Words related to Black Hills

mountains in southwestern South Dakota and northeastern Wyoming

mountains in western South Dakota and northeastern Wyoming

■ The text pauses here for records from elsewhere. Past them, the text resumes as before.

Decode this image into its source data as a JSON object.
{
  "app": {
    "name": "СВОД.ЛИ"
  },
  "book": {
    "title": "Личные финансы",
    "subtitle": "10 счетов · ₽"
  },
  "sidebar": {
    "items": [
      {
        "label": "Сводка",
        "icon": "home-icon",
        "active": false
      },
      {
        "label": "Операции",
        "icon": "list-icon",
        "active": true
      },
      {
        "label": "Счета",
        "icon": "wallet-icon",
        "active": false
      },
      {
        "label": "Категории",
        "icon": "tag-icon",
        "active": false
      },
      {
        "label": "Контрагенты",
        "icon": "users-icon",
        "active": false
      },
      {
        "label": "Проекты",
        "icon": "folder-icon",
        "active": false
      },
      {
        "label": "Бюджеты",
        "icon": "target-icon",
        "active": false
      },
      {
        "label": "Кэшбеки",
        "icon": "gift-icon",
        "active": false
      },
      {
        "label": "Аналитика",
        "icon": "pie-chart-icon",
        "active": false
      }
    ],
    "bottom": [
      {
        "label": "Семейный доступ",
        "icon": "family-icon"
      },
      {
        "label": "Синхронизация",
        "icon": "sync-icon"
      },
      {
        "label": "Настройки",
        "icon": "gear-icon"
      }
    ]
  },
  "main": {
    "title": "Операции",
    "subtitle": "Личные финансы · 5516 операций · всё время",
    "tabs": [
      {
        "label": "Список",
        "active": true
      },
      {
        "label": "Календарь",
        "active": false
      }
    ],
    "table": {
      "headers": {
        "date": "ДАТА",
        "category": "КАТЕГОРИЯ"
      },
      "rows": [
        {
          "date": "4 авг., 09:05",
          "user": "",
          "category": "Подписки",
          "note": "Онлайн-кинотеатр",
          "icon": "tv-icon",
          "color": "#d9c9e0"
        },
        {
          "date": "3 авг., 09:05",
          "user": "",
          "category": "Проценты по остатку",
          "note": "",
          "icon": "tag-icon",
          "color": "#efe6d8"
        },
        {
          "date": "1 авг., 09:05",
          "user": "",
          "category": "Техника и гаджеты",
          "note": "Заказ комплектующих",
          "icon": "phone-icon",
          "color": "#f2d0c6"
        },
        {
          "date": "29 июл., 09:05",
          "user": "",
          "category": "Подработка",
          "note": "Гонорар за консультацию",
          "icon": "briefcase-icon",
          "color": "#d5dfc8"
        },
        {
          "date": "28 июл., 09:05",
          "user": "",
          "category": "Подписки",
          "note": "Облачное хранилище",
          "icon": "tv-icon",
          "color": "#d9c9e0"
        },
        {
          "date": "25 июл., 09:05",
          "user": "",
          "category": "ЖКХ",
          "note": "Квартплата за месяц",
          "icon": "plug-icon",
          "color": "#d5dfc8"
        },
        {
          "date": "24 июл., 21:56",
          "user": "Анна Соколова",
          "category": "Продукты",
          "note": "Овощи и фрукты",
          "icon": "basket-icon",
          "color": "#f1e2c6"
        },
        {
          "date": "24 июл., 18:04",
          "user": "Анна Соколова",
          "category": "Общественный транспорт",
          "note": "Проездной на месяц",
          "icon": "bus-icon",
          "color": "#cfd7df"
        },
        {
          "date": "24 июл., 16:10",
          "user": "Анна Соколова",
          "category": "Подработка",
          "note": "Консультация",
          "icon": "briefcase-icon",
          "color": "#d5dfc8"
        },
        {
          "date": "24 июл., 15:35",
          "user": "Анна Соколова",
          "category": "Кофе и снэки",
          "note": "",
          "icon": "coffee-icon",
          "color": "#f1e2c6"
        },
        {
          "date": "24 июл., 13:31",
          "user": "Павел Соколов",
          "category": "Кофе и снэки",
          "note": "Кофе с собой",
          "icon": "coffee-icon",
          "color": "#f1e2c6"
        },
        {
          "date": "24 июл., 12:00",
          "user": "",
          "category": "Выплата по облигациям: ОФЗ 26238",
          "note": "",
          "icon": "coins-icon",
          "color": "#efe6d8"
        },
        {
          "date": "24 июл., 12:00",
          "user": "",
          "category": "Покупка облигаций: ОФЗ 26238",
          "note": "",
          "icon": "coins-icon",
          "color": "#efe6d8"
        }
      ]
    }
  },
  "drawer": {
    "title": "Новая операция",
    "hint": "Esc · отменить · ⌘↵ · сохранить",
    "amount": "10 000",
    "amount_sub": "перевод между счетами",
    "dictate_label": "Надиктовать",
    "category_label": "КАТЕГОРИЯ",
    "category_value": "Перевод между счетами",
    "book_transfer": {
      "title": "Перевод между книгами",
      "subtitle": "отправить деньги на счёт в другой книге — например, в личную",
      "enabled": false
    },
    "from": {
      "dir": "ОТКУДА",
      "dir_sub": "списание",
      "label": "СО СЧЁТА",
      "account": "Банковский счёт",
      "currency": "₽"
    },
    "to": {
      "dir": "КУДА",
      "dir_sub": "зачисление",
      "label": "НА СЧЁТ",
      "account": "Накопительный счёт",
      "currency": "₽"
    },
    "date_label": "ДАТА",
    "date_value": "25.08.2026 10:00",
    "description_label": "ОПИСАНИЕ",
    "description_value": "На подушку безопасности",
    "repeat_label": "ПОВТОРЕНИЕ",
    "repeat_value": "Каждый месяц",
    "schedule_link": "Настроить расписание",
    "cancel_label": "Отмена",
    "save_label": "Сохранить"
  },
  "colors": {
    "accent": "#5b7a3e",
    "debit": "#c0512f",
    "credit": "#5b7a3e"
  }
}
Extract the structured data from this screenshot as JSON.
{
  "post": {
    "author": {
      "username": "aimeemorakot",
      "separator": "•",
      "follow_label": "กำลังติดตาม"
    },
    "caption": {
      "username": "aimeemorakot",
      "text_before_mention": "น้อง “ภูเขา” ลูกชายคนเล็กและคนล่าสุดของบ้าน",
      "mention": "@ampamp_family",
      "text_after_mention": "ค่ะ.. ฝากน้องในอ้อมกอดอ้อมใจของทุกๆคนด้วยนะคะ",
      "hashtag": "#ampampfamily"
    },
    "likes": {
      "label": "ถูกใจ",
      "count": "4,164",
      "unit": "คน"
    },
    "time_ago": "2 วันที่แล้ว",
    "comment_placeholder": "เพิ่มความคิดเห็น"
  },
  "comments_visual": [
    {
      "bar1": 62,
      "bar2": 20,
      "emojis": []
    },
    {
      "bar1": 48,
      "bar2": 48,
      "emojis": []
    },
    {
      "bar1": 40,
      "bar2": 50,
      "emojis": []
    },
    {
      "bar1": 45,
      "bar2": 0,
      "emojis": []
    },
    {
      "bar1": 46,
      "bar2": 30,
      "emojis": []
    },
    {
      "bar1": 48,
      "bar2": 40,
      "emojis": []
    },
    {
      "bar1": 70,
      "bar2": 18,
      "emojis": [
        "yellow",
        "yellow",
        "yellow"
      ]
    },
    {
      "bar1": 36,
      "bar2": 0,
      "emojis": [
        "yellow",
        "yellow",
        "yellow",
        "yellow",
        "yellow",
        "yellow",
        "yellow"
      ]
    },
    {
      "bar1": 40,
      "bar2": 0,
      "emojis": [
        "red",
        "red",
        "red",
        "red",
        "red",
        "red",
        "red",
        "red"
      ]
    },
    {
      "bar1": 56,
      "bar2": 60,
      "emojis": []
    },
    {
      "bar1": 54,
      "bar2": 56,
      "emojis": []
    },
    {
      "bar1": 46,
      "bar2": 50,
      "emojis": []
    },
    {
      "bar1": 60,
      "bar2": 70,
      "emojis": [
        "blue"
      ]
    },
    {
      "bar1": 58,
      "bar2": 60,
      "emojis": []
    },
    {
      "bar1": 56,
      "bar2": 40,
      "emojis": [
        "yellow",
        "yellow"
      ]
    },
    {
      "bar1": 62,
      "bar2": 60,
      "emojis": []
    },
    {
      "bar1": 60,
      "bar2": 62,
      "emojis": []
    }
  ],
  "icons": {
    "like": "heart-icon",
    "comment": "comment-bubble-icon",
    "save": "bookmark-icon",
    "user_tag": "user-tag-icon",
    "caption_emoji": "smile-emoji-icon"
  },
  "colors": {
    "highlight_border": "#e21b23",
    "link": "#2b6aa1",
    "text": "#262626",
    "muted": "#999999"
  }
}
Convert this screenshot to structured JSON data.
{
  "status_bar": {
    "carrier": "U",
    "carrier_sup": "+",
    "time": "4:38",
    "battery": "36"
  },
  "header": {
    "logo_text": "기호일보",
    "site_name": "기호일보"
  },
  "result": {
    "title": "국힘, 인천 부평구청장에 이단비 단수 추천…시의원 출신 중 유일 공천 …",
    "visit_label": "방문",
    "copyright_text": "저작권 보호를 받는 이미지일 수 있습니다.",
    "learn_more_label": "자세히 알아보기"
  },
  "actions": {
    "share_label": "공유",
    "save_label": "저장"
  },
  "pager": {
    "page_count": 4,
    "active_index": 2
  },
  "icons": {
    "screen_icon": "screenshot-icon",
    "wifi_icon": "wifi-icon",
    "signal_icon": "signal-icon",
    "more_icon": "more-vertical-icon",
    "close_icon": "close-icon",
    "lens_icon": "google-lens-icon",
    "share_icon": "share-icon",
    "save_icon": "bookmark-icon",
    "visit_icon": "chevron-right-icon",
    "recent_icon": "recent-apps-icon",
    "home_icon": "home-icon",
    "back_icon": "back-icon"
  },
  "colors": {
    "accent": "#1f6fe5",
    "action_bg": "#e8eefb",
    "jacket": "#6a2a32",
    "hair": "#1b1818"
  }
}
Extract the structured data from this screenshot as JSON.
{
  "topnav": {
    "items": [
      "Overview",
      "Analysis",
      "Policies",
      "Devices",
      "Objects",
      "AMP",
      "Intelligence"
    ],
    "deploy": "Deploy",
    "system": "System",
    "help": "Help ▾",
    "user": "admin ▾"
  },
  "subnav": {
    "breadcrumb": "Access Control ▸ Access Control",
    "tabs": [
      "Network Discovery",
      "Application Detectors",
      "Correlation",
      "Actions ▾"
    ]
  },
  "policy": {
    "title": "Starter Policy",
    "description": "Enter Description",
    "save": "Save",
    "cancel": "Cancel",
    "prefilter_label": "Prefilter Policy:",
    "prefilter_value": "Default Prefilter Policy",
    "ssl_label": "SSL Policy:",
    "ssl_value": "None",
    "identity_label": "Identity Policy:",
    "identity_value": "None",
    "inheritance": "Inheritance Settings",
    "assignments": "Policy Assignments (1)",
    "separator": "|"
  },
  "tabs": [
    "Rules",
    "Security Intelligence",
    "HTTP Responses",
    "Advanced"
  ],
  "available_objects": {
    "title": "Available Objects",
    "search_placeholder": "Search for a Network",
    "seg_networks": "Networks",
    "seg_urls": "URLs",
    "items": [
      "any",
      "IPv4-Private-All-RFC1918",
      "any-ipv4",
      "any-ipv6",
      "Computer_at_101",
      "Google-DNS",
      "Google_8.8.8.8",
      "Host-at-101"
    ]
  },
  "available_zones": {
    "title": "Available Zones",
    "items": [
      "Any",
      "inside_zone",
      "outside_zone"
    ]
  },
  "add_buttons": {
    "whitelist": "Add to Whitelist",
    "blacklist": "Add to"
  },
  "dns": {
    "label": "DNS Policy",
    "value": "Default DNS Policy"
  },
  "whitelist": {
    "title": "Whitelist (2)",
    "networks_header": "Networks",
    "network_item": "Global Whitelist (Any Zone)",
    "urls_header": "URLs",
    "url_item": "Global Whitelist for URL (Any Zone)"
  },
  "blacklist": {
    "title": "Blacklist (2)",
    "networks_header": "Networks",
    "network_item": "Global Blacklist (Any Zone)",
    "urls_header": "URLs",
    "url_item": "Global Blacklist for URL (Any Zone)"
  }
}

References in periodicals archive ?
Emails were sent to families who lived in the Paha Sapa neighborhood from Burnsville City Parks and Recreation to invite interested parents to attend an initial launch event where a description of the Citizen Health Care CBPR process was described and the topic of child health and wellness was introduced as the pressure point to address in the community.
CAG community members were representative of the surrounding Paha Sapa neighborhood where the intervention was carried out.
Buckingham has inserted postcards detailing the historic failure to build a shipping canal along New York's Canal Street into postcard stands there, and he recently made two photographic works, New Amsterdam, 2003, and The Six Grandfathers, Paha Sapa, in the Year 502,002 C.
At stake in this country, according to Newcomb and Kills Straight, are lands sacred to Native Americans such as Paha Sapa (the Black Hills) in South Dakota -- which the Sioux nations have struggled for years to have returned to them -- and Mount Graham in Arizona, where the Vatican and other parties built a controversial observatory despite the objections of traditional Apache Indians.
An editorial in Indian Country Today compared Costner's "gold rush" with the invasions of the Paha Sapa ("hills that are black") during the 1870s by General George Armstrong Custer, who violated treaties and triggered a rush in the hills for what Lakota holy man Black Elk called "the yellow metal that drives white men crazy.
That treaty reserved for Indians the Black Hills which they called Paha Sapa, the dreamland of the Sioux, a sacred place where spirits dwelt.
The Paha Sapa, the Black Hills, were now within the reach of The People.